San Francisco

Libby Black

Heather Marx Gallery

A cooked lobster, a tin of caviar, a golden Louis Vuitton champagne bucket containing a bottle of Cristal, and a Chanel picnic basket with a baguette protruding from it are spread on a Burberry blanket in a feast of name-brand luxury. All that’s missing is the diner, who has kicked off her magenta Prada high heels and quit the scene. One clue to her mode of departure might be the nearby boat emblazoned with a cheerful floral motif more often applied to pricey handbags and fitted with a life preserver bearing the iconic LV monogram. The tableau, Picnic Set, 2005, was constructed by Libby Black, who made each life-size object by hand from paper, hot glue, and acrylic, and arranged them like props in a low-budget set for a high-society farce, a murder mystery, or an updated dramatization of Manet’s Déjeuner sur l’herbe.

Black has worked in this manner before, exhibiting a faux boutique at San Francisco’s Manolo Garcia Gallery in 2003. More recently, for “Bay Area Now 4” at Yerba Buena Center for the Arts, she fabricated a convincing replica of San Francisco’s Kate Spade store, stocked with handbags, personal organizers, and shoes, and accompanied by a loungey sound track. The project marked an advance in terms of craft yet also marked the limit of this particular aspect of Black’s practice. The strategy of remaking luxury designer goods in cheap materials in order to comment upon their questionable appeal and value was a strategy that had, it seemed, run its course. This show, Black’s first at Heather Marx, found the artist extending her investigations in darker and more nuanced directions.

The vividness of Black’s sculptures was here tempered by eight more-pared-down, even somber, graphite drawings, based on magazine advertisements for high-end clothing. These sources are glossy and multicolored, but the works they have inspired are distinguished by a dull sheen and only one color. Rendered in a style that mixes assurance with naïveté, they suggest a melancholic narrative and a depth of feeling absent from the three-dimensional works. Burberry Horseman, 2004, for example, depicts a jockey in a forest landscape dressed in plaid pants and jacket and an antique helmet. Self-consciously theatrical, he could be a knight in shining armor or a dangerous psychopath.

A comparable ambiguity appears in three drawings of fashion models.
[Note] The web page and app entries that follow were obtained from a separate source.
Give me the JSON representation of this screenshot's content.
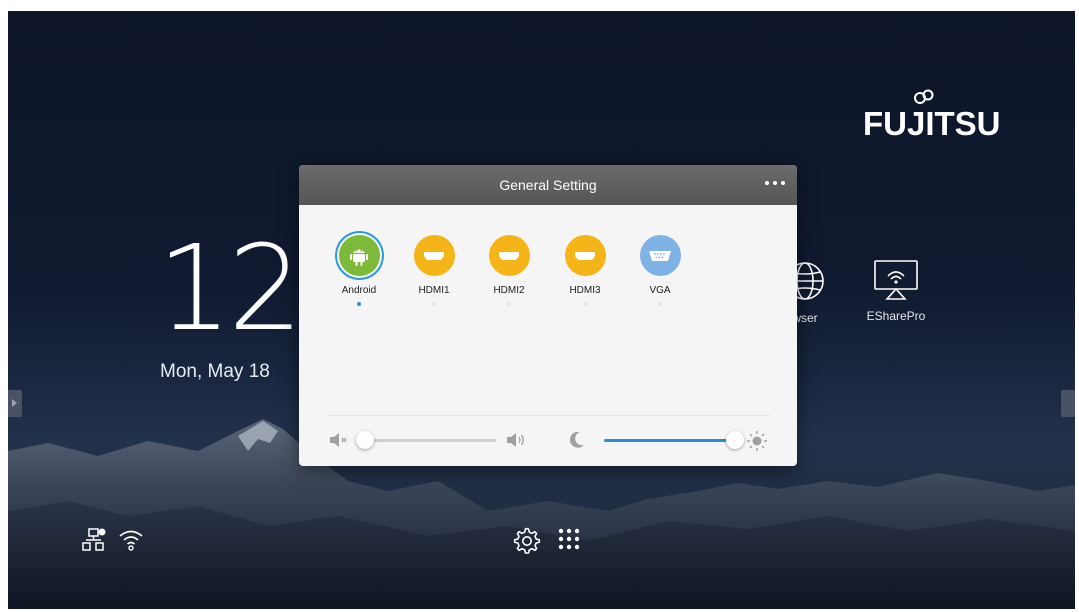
{
  "brand": {
    "name": "FUJITSU"
  },
  "clock": {
    "time": "12",
    "date": "Mon, May 18"
  },
  "apps": [
    {
      "label": "wser",
      "icon": "globe-icon"
    },
    {
      "label": "ESharePro",
      "icon": "screen-cast-icon"
    }
  ],
  "dialog": {
    "title": "General Setting",
    "sources": [
      {
        "label": "Android",
        "icon": "android-icon",
        "color": "#7dba3a",
        "selected": true
      },
      {
        "label": "HDMI1",
        "icon": "hdmi-icon",
        "color": "#f5b417",
        "selected": false
      },
      {
        "label": "HDMI2",
        "icon": "hdmi-icon",
        "color": "#f5b417",
        "selected": false
      },
      {
        "label": "HDMI3",
        "icon": "hdmi-icon",
        "color": "#f5b417",
        "selected": false
      },
      {
        "label": "VGA",
        "icon": "vga-icon",
        "color": "#7fb2e5",
        "selected": false
      }
    ],
    "volume": {
      "level": 0.0
    },
    "brightness": {
      "level": 1.0
    }
  },
  "colors": {
    "accent": "#2d8fd0",
    "slider_fill": "#2d8fd0",
    "slider_track": "#cfcfcf"
  }
}
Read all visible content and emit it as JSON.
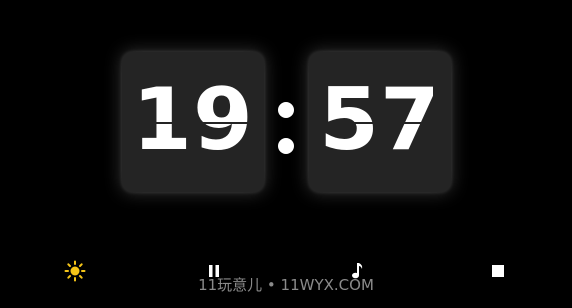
{
  "clock": {
    "hours": "19",
    "minutes": "57"
  },
  "toolbar": {
    "brightness_icon": "sun-icon",
    "pause_icon": "pause-icon",
    "music_icon": "music-note-icon",
    "stop_icon": "stop-icon",
    "accent_color": "#f5c518"
  },
  "watermark": {
    "text": "11玩意儿 • 11WYX.COM"
  }
}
Louis Vuitton Woman, 2005, depicts a reclining Kate Moss type with well-coiffed hair and an impossibly beautiful face frozen in an expression of either ecstasy or pain. (Considered alongside those evacuated shoes and Gucci “Old Town” Canoe, 2005, the work acquires an Ophelian subtext.) Woman with Net, 2005, is a portrait in which the subject seems overwhelmed by a snood that covers her head. It evokes 1950s fashion photography, but again, the use of graphite hints at a tragic subtext, as the subject is trapped like a fairy-tale heroine.

Black wisely punctuated the show with Flowers in a Vase with Gucci Purse, 2005, a still-life drawing based on an advertisement that parodies an art-historical precedent in which an abundant bouquet overpowers a tiny purse. The setup is modeled after a seventeenth-century Dutch vanitas painting, but by draining it of color, Black transforms it into a nature morte. Fashion, she reminds us, is an endless cycle of yearning, obsolescence, and rebirth, and in these works she captures the complex range of emotions that shadow the guilty pleasure of paying too much.

Glen Helfand